Source information.
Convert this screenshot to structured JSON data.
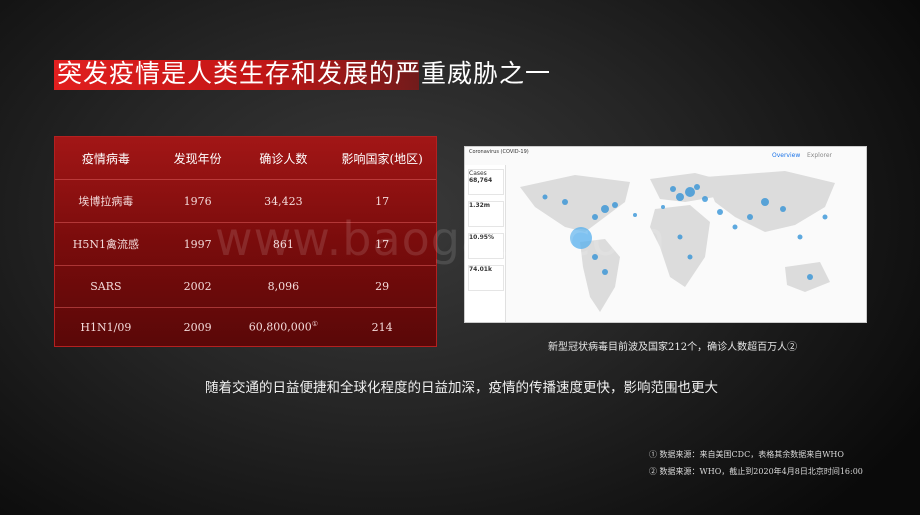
{
  "slide": {
    "title": "突发疫情是人类生存和发展的严重威胁之一",
    "table": {
      "headers": [
        "疫情病毒",
        "发现年份",
        "确诊人数",
        "影响国家(地区)"
      ],
      "rows": [
        [
          "埃博拉病毒",
          "1976",
          "34,423",
          "17"
        ],
        [
          "H5N1禽流感",
          "1997",
          "861",
          "17"
        ],
        [
          "SARS",
          "2002",
          "8,096",
          "29"
        ],
        [
          "H1N1/09",
          "2009",
          "60,800,000",
          "214"
        ]
      ],
      "h1n1_mark": "①"
    },
    "map": {
      "title": "Coronavirus (COVID-19)",
      "tab_overview": "Overview",
      "tab_explorer": "Explorer",
      "cards": [
        "68,764",
        "1.32m",
        "10.95%",
        "74.01k"
      ],
      "cases_label": "Cases"
    },
    "map_caption": "新型冠状病毒目前波及国家212个，确诊人数超百万人②",
    "subtitle": "随着交通的日益便捷和全球化程度的日益加深，疫情的传播速度更快，影响范围也更大",
    "notes": [
      "① 数据来源：来自美国CDC，表格其余数据来自WHO",
      "② 数据来源：WHO，截止到2020年4月8日北京时间16:00"
    ],
    "watermark": "www.baogao8.com"
  }
}
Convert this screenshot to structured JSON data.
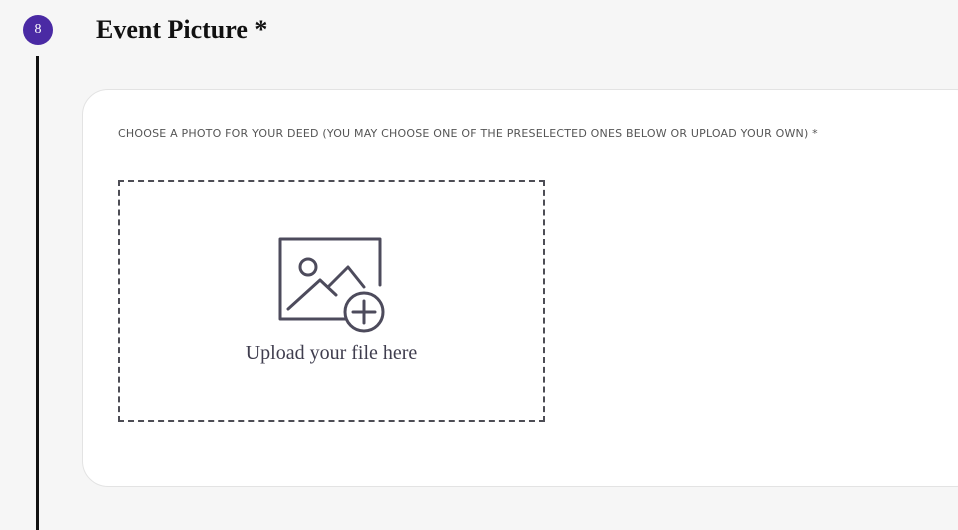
{
  "step": {
    "number": "8",
    "title": "Event Picture *"
  },
  "photo_field": {
    "label": "CHOOSE A PHOTO FOR YOUR DEED (YOU MAY CHOOSE ONE OF THE PRESELECTED ONES BELOW OR UPLOAD YOUR OWN) *",
    "upload_text": "Upload your file here",
    "upload_icon": "image-add-icon"
  },
  "colors": {
    "step_badge": "#4a2aa4",
    "icon_stroke": "#4d4b5c",
    "page_background": "#f6f6f6"
  }
}
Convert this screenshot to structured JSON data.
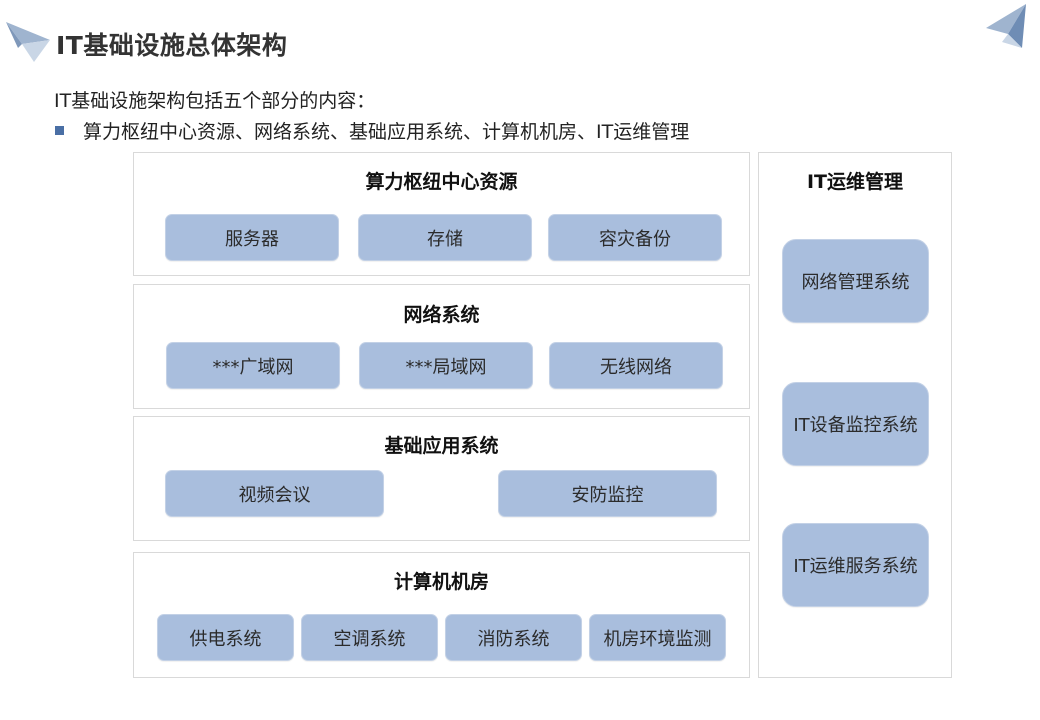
{
  "title": "IT基础设施总体架构",
  "intro": "IT基础设施架构包括五个部分的内容：",
  "bullet": "算力枢纽中心资源、网络系统、基础应用系统、计算机机房、IT运维管理",
  "colors": {
    "box_fill": "#a9bedd",
    "bullet": "#4a6fa5",
    "border": "#d9d9d9"
  },
  "decorations": {
    "left": "paper-plane-icon",
    "right": "paper-plane-icon"
  },
  "sections": {
    "compute": {
      "title": "算力枢纽中心资源",
      "items": [
        "服务器",
        "存储",
        "容灾备份"
      ]
    },
    "network": {
      "title": "网络系统",
      "items": [
        "***广域网",
        "***局域网",
        "无线网络"
      ]
    },
    "apps": {
      "title": "基础应用系统",
      "items": [
        "视频会议",
        "安防监控"
      ]
    },
    "room": {
      "title": "计算机机房",
      "items": [
        "供电系统",
        "空调系统",
        "消防系统",
        "机房环境监测"
      ]
    },
    "ops": {
      "title": "IT运维管理",
      "items": [
        "网络管理系统",
        "IT设备监控系统",
        "IT运维服务系统"
      ]
    }
  }
}
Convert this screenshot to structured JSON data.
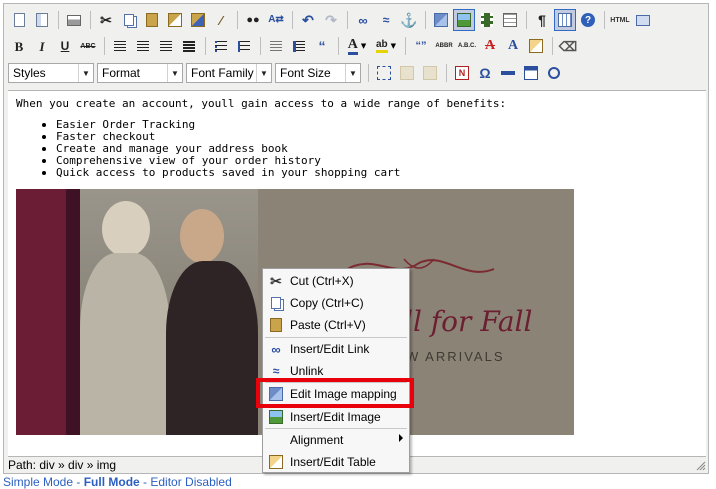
{
  "toolbar": {
    "row1": [
      "new-document",
      "template",
      "print",
      "cut",
      "copy",
      "paste",
      "paste-text",
      "paste-word",
      "cleanup",
      "find",
      "replace",
      "undo",
      "redo",
      "link",
      "unlink",
      "anchor",
      "image-map",
      "insert-image",
      "media",
      "table",
      "show-blocks",
      "visual-aid",
      "help",
      "html-source",
      "full-screen"
    ],
    "row2": {
      "bold": "B",
      "italic": "I",
      "underline": "U",
      "strike": "ABC",
      "abbr": "ABBR",
      "acronym": "A.B.C.",
      "font_color": "A",
      "bg_color": "ab"
    },
    "row3": {
      "styles": "Styles",
      "format": "Format",
      "font_family": "Font Family",
      "font_size": "Font Size",
      "omega": "Ω"
    }
  },
  "content": {
    "intro": "When you create an account, youll gain access to a wide range of benefits:",
    "bullets": [
      "Easier Order Tracking",
      "Faster checkout",
      "Create and manage your address book",
      "Comprehensive view of your order history",
      "Quick access to products saved in your shopping cart"
    ],
    "image": {
      "headline": "ll for Fall",
      "tagline": "W ARRIVALS"
    }
  },
  "context_menu": {
    "items": [
      {
        "label": "Cut (Ctrl+X)",
        "icon": "scissors-icon"
      },
      {
        "label": "Copy (Ctrl+C)",
        "icon": "copy-icon"
      },
      {
        "label": "Paste (Ctrl+V)",
        "icon": "paste-icon"
      },
      {
        "label": "Insert/Edit Link",
        "icon": "link-icon"
      },
      {
        "label": "Unlink",
        "icon": "unlink-icon"
      },
      {
        "label": "Edit Image mapping",
        "icon": "image-map-icon"
      },
      {
        "label": "Insert/Edit Image",
        "icon": "image-icon"
      },
      {
        "label": "Alignment",
        "icon": "none"
      },
      {
        "label": "Insert/Edit Table",
        "icon": "table-icon"
      }
    ]
  },
  "status": {
    "path": "Path: div » div » img"
  },
  "modes": {
    "simple": "Simple Mode",
    "full": "Full Mode",
    "disabled": "Editor Disabled"
  },
  "colors": {
    "highlight": "#e8000b",
    "toolbar_bg": "#f0f0ee",
    "link_blue": "#2b5fc0"
  }
}
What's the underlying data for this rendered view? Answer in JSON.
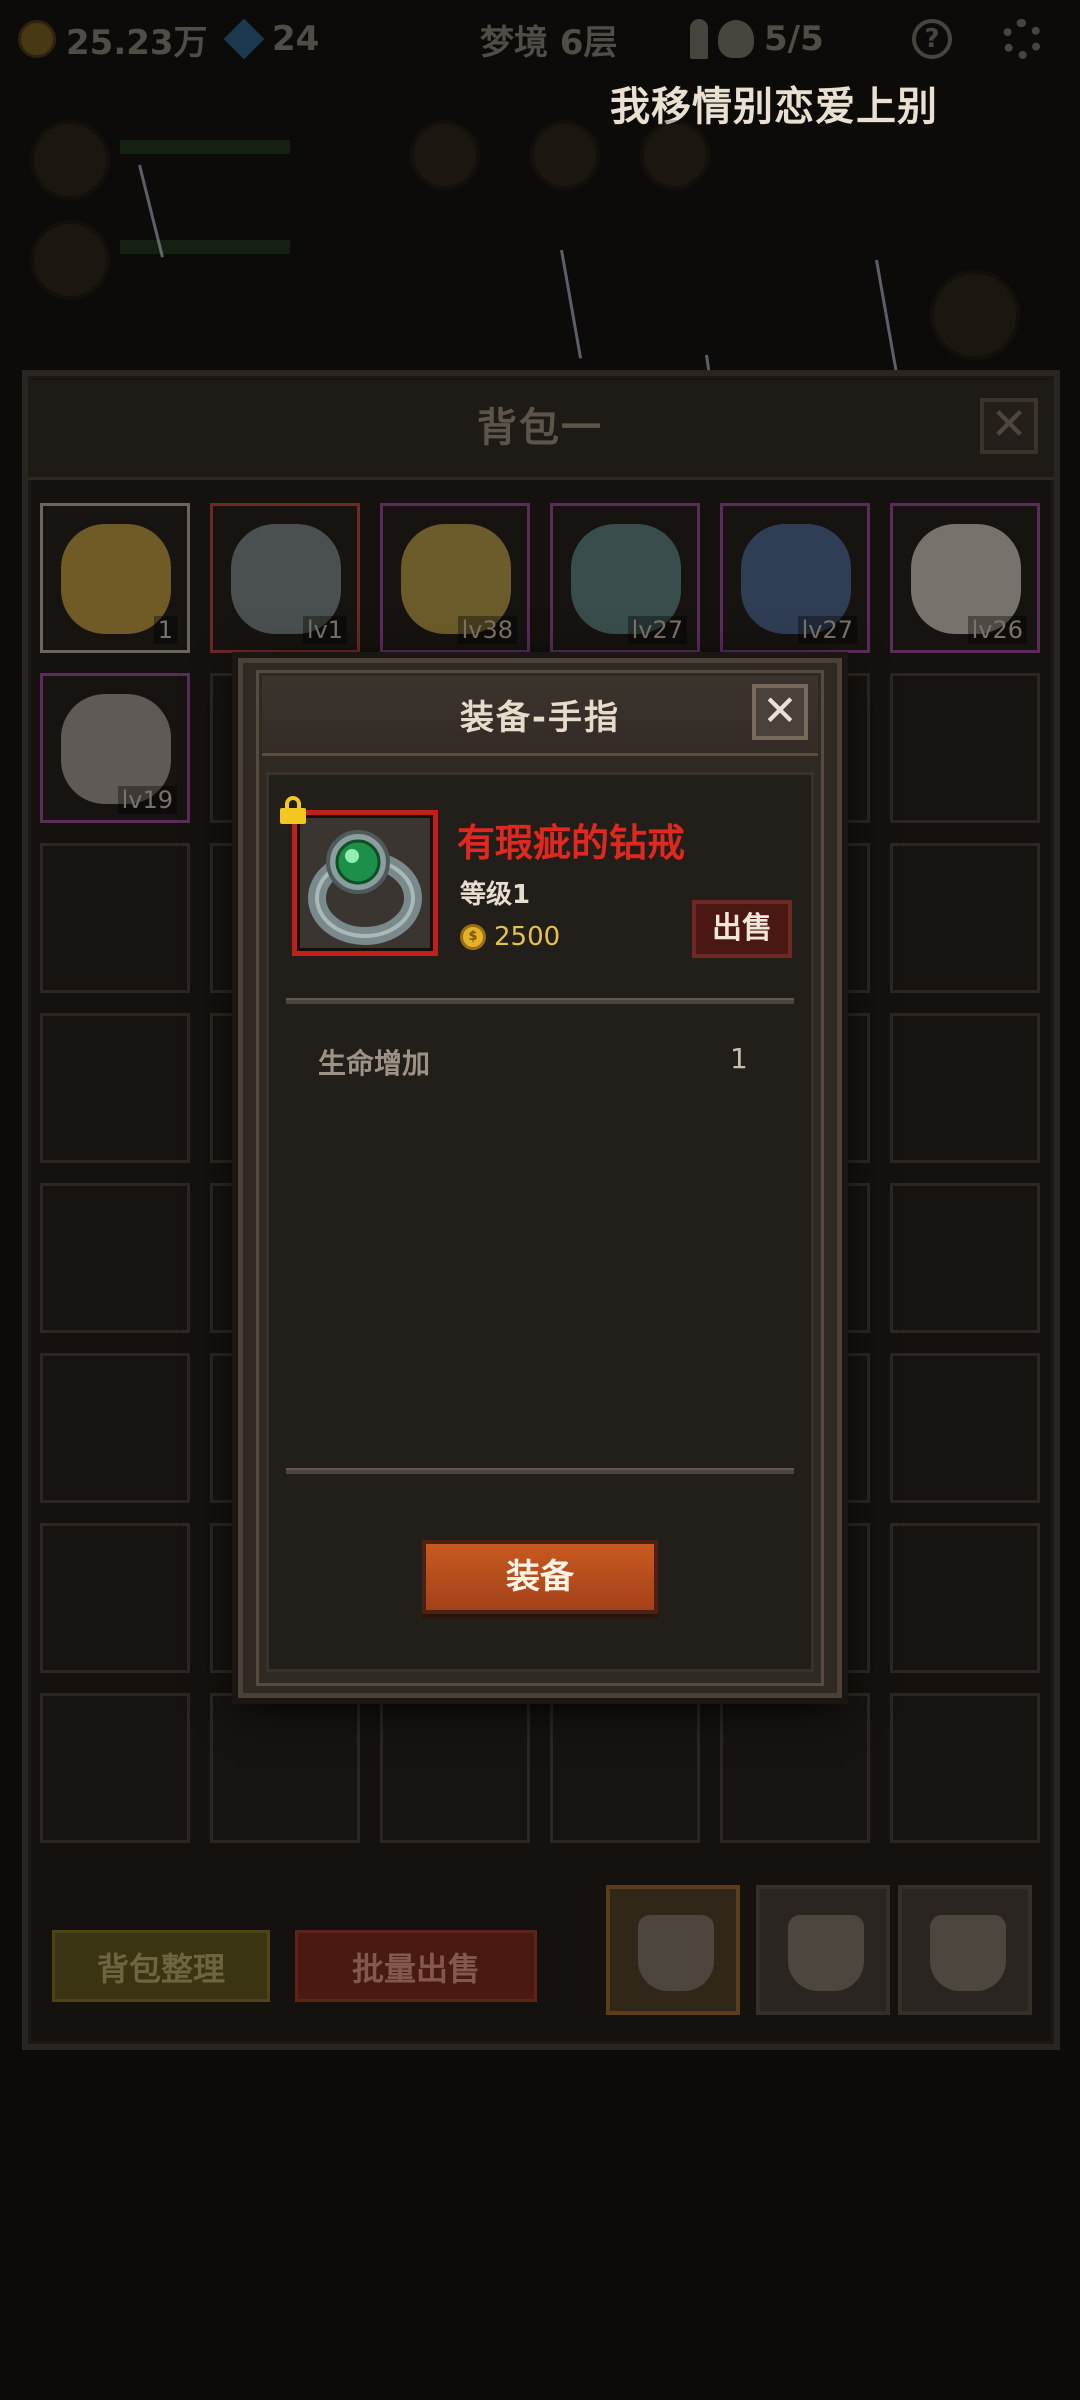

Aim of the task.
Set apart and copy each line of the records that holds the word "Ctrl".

Reply to the exercise.
        "label": "Cut (Ctrl+X)",
        "label": "Copy (Ctrl+C)",
        "label": "Paste (Ctrl+V)",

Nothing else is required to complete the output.